* **Interface dataset entries**
»»
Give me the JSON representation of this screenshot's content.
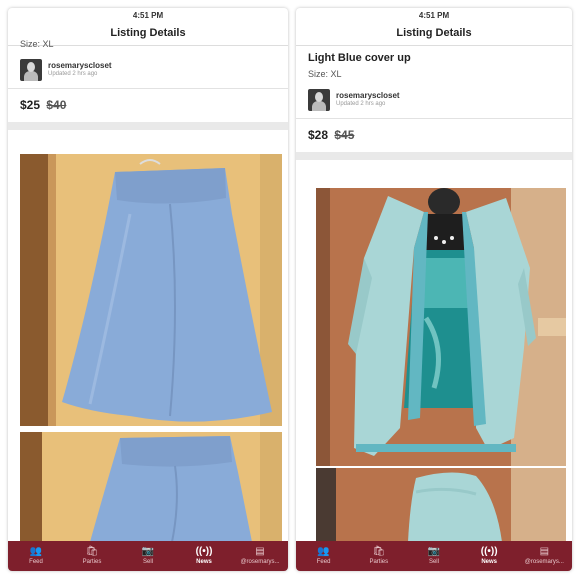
{
  "left": {
    "status_time": "4:51 PM",
    "nav_title": "Listing Details",
    "size": "Size: XL",
    "seller_name": "rosemaryscloset",
    "seller_updated": "Updated 2 hrs ago",
    "price": "$25",
    "original_price": "$40",
    "tabs": [
      {
        "label": "Feed",
        "icon": "people-icon",
        "glyph": "👥"
      },
      {
        "label": "Parties",
        "icon": "parties-icon",
        "glyph": "🛍"
      },
      {
        "label": "Sell",
        "icon": "camera-icon",
        "glyph": "📷"
      },
      {
        "label": "News",
        "icon": "news-icon",
        "glyph": "((•))"
      },
      {
        "label": "@rosemarys...",
        "icon": "closet-icon",
        "glyph": "▤"
      }
    ]
  },
  "right": {
    "status_time": "4:51 PM",
    "nav_title": "Listing Details",
    "item_title": "Light Blue cover up",
    "size": "Size: XL",
    "seller_name": "rosemaryscloset",
    "seller_updated": "Updated 2 hrs ago",
    "price": "$28",
    "original_price": "$45",
    "tabs": [
      {
        "label": "Feed",
        "icon": "people-icon",
        "glyph": "👥"
      },
      {
        "label": "Parties",
        "icon": "parties-icon",
        "glyph": "🛍"
      },
      {
        "label": "Sell",
        "icon": "camera-icon",
        "glyph": "📷"
      },
      {
        "label": "News",
        "icon": "news-icon",
        "glyph": "((•))"
      },
      {
        "label": "@rosemarys...",
        "icon": "closet-icon",
        "glyph": "▤"
      }
    ]
  },
  "colors": {
    "tab_bar": "#7e1f2c",
    "tab_active": "#ffffff",
    "skirt_blue": "#89abd8",
    "cardigan_aqua": "#a9d6d6"
  }
}
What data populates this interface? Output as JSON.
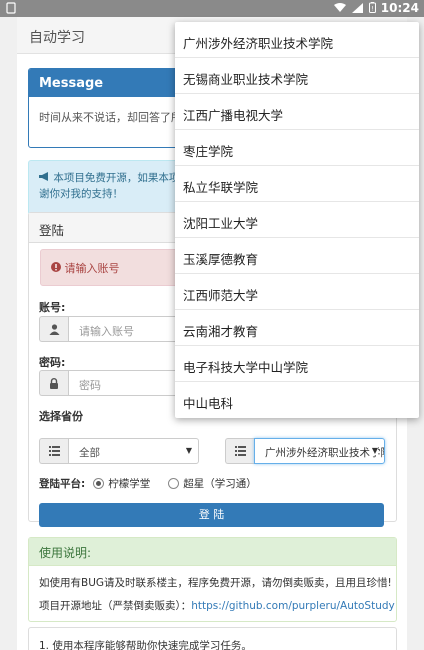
{
  "status_bar": {
    "time": "10:24"
  },
  "app": {
    "title": "自动学习"
  },
  "message_panel": {
    "heading": "Message",
    "body": "时间从来不说话，却回答了所有问题"
  },
  "info_alert": {
    "line1": "本项目免费开源，如果本项目对你有帮助，请给个star，谢",
    "line2": "谢你对我的支持！"
  },
  "login": {
    "heading": "登陆",
    "error": "请输入账号",
    "account_label": "账号:",
    "account_placeholder": "请输入账号",
    "password_label": "密码:",
    "password_placeholder": "密码",
    "province_label": "选择省份",
    "province_value": "全部",
    "school_value": "广州涉外经济职业技术学院",
    "platform_label": "登陆平台:",
    "platform_opt1": "柠檬学堂",
    "platform_opt2": "超星（学习通）",
    "button": "登 陆"
  },
  "usage": {
    "heading": "使用说明:",
    "line1": "如使用有BUG请及时联系楼主，程序免费开源，请勿倒卖贩卖，且用且珍惜!",
    "line2_prefix": "项目开源地址（严禁倒卖贩卖）：",
    "line2_link": "https://github.com/purpleru/AutoStudy"
  },
  "tip": "1. 使用本程序能够帮助你快速完成学习任务。",
  "dropdown": {
    "options": [
      "广州涉外经济职业技术学院",
      "无锡商业职业技术学院",
      "江西广播电视大学",
      "枣庄学院",
      "私立华联学院",
      "沈阳工业大学",
      "玉溪厚德教育",
      "江西师范大学",
      "云南湘才教育",
      "电子科技大学中山学院",
      "中山电科"
    ]
  }
}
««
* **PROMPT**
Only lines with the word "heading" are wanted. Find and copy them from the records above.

* **ANSWER SECTION**
    "heading": "Message",
    "heading": "登陆",
    "heading": "使用说明:",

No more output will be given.